Under the HIPAA Security Rule, “a HIPAA-covered entity must “[i]mplement a mechanism to encrypt and decrypt electronic protected health information.” 45 C.F.R. § 164.312(a)(2)(iv)” (emphasis by court). UT had done so – it had policies that required portable and mobile devices to be encrypted, it provided employees certain technology (dongles) to encrypt these devices, and it trained them how to do so. DHHS argued that the mere fact that 3 devices were not encrypted meant that UT had violated the rule. The court disagreed:

[T]he Government argues that the stolen laptop and the two lost USB drives were not encrypted at all. That appears undisputed. But that does not mean M.D. Anderson failed to implement “a mechanism” to encrypt ePHI. It means only that three employees failed to abide by the encryption mechanism, or that M.D. Anderson did not enforce that mechanism rigorously enough. And nothing in HHS’s regulation says that a covered entity’s failure to encrypt three devices means that it never implemented “a mechanism” to encrypt anything at all.

UT v. DHHS, at p. 7 (slip)

The court goes on to provide numerous examples of scenarios where unauthorized disclosure of unencrypted ePHI would likely not violate the regulation, primarily because the regulation is not written to make data loss a strict liability.

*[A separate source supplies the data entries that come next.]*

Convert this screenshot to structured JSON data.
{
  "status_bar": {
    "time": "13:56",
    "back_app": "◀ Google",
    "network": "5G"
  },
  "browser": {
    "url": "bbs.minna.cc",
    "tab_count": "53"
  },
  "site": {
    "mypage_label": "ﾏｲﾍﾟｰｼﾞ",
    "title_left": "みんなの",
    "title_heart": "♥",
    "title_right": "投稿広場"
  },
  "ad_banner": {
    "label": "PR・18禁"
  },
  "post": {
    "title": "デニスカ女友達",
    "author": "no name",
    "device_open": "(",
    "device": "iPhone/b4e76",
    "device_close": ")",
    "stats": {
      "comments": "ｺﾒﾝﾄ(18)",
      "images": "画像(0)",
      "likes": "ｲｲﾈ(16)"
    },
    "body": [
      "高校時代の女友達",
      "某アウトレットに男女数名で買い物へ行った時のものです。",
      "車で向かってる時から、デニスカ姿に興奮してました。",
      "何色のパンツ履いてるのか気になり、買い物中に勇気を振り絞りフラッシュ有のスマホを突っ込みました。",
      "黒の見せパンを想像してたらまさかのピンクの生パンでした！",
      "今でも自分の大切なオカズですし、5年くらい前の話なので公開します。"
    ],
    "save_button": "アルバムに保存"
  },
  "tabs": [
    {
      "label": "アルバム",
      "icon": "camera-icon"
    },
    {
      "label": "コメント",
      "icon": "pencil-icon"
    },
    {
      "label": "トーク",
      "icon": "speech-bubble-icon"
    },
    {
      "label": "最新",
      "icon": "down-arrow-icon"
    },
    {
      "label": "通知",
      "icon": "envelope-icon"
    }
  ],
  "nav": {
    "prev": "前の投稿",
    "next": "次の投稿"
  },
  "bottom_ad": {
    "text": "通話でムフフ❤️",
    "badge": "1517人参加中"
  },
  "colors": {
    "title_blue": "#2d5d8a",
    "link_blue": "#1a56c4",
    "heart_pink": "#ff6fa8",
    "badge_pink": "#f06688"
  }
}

The same result was found under the Disclosure Rule. That rule in general prohibits a Covered Entity from “disclosing” PHI except as permitted by the rule. The Disclosure Rule defines “disclosure” to “mean[] the release, transfer, provision of access to, or divulging in any manner of information outside the entity holding the information.” 45 C.F.R. § 160.103. The administrative law judge held that the loss of data on unencrypted devices was a “release” however the court disagreed and stated “That interpretation departs from the regulation HHS wrote in at least three ways. First, each verb HHS uses to define “disclosure”—release, transfer, provide, and divulge—suggests an affirmative act of disclosure, not a passive loss of information. One does not ordinarily “transfer” or “provide” something as a sideline observer but as an active participant. The ALJ recognized as much when he defined “release” as “the act of setting something free.” But then he made the arbitrary jump to the conclusion that “anyloss of ePHI is a ‘release,’” even if the covered entity did not act to set free anything.It defies reason to say an entity affirmatively acts to disclose information when someone steals it.”

Finally, the court was particularly upset that the DHHS took the position that it “can arbitrarily and capriciously enforce the CMP rules against some covered entities and not others.” UT had argued that in other similar cases either no fine was imposed, or fines much smaller than the fine imposed on UT were imposed. It also argued that DHHS refused to consider factors expressly stated in its own regulations (none of which the DHHS could prove – for example, that any individual suffered financial harm)

This case is an incredible loss by the DHHS. It will need to completely overhaul its entire regulatory enforcement structure, most likely it will need to re-write regulations, and it will need to train its ALJs better about how to handle administrative law appeals in light of arguments made by the petitioners. Finally, the case is incredibly helpful for Covered Entities and Business Associates in their efforts to avoid civil money penalties for small and inadvertent infractions (as long as they otherwise meet data security requirements).

Importantly, all entities that store and process PHI should be careful in drafting their Business Associate Agreements and related agreements to distinguish between regulatory violations (which under this case are not strict liability in many scenarios), and contractual liability. Many Business Associate Agreements are written as if *any* “loss” of PHI outside of the entity is a breach. Business Associates should be careful in reviewing these agreements so as to not undertake greater liability than that imposed under the regulations.

For more information contact Mike Oliver